Consulting firm Bain & Company projects China will make up 46% of the worldwide luxury goods market by 2025, up from 35% in 2019. Against this backdrop, Swartz suggests apparel brands have more to lose by irking the Chinese government or consumers than running afoul of ESG-focused investors or activists in the US and Europe.
A low-risk investment?
Morningstar unit Sustainalytics analyses the investment risk of companies across 42 industries on ESG issues. It generally rates companies in the apparel/textile sector as low-to-medium risk.
Given the industry’s long association with poor working conditions and low wages, as well as tragedies like the Rana Plaza collapse in 2013, that might seem strange. But the investment risk is minimised by a lack of regulation, especially around supply chains, “and the fact that many people still consume these products despite their negative impact on people and the planet”, explains Jessica Grant, a senior researcher for Sustainalytics.
There are exceptions. Grant points to the controversy that arose last year over allegations of modern slavery at UK-based online retailer Boohoo Group. A Sunday Times investigation revealed evidence of illegally low wages and abusive working conditions among its Leicester-based suppliers.
Because of subsequent actions taken against Boohoo, such as divestment by Aberdeen Standard Investments, one of the company’s largest investors, Sustainalytics downgraded Boohoo’s overall risk score. It’s now teetering on the cusp of “high risk”, Grant says.
A Boohoo spokesperson says the company is making “great progress” on its ‘Agenda for Change’ programme undertaken last year. “We are also working collaboratively with government agencies, NGOs and many more to drive long- term meaningful change which will make a positive difference to the sector and those employed in it.”
Government action heats up

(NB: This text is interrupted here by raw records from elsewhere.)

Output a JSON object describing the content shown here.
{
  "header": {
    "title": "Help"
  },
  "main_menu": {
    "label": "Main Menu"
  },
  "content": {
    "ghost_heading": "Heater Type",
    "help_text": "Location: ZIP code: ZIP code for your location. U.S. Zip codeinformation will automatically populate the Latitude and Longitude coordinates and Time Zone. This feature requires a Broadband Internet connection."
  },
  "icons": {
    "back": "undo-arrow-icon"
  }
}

To ratchet up regulatory pressure, Western governments have begun taking steps to address Uyghur forced labour. US Customs and Border Protection (CBP) has ramped up enforcement of orders to stop imports of cotton and other products from Xinjiang, according to a Wall Street Journal report last month.
Japanese retailer Uniqlo is among the companies whose shipments were detained because they contained goods suspected of being produced at least partly by slave labour in Xinjiang.
Separately, the US Senate in July passed the Uyghur Forced Labor Prevention Act. The bipartisan bill would ban imports from Xinjiang on the presumption that goods manufactured in the region are made with forced labour, unless deemed otherwise.
Europe is pushing new measures as well. The EU in March introduced legislation that would require companies in member countries to conduct due diligence to ensure against human rights violations in their supply chains. Norway passed its own human rights due diligence law in April, with Germany following suit in June.
And while the UK’s Modern Slavery Act of 2015 already targets forced labour and human trafficking, advocacy groups are pushing Parliament to pass a mandatory due diligence law to bolster the existing legislation.
Relying on private regulation
Apparel companies have long conducted voluntary social audits of their operations, but experts say this system of private regulation often falls short.
In particular, efforts to monitor and prevent labour violations typically focus on the facilities where the final product is made. But businesses struggle to extend their auditing oversight to earlier parts of the supply chain, like spinning mills and cotton farms, where forced labour is more likely to be pervasive.
In its latest report on the apparel industry, the nonprofit KnowTheChain – which tracks corporate supply chain practices – found that just 19% of the 37 companies it studied disclosed labour risks across the tiers of their supply chains.
Some companies have made significant progress. For example, Boohoo announced in June that it will grow its own cotton in Pakistan. Still, there is much more to do across the sector as a whole.
“The supply chain traceability problem is not something that the apparel companies have solved,” says Kuruvilla.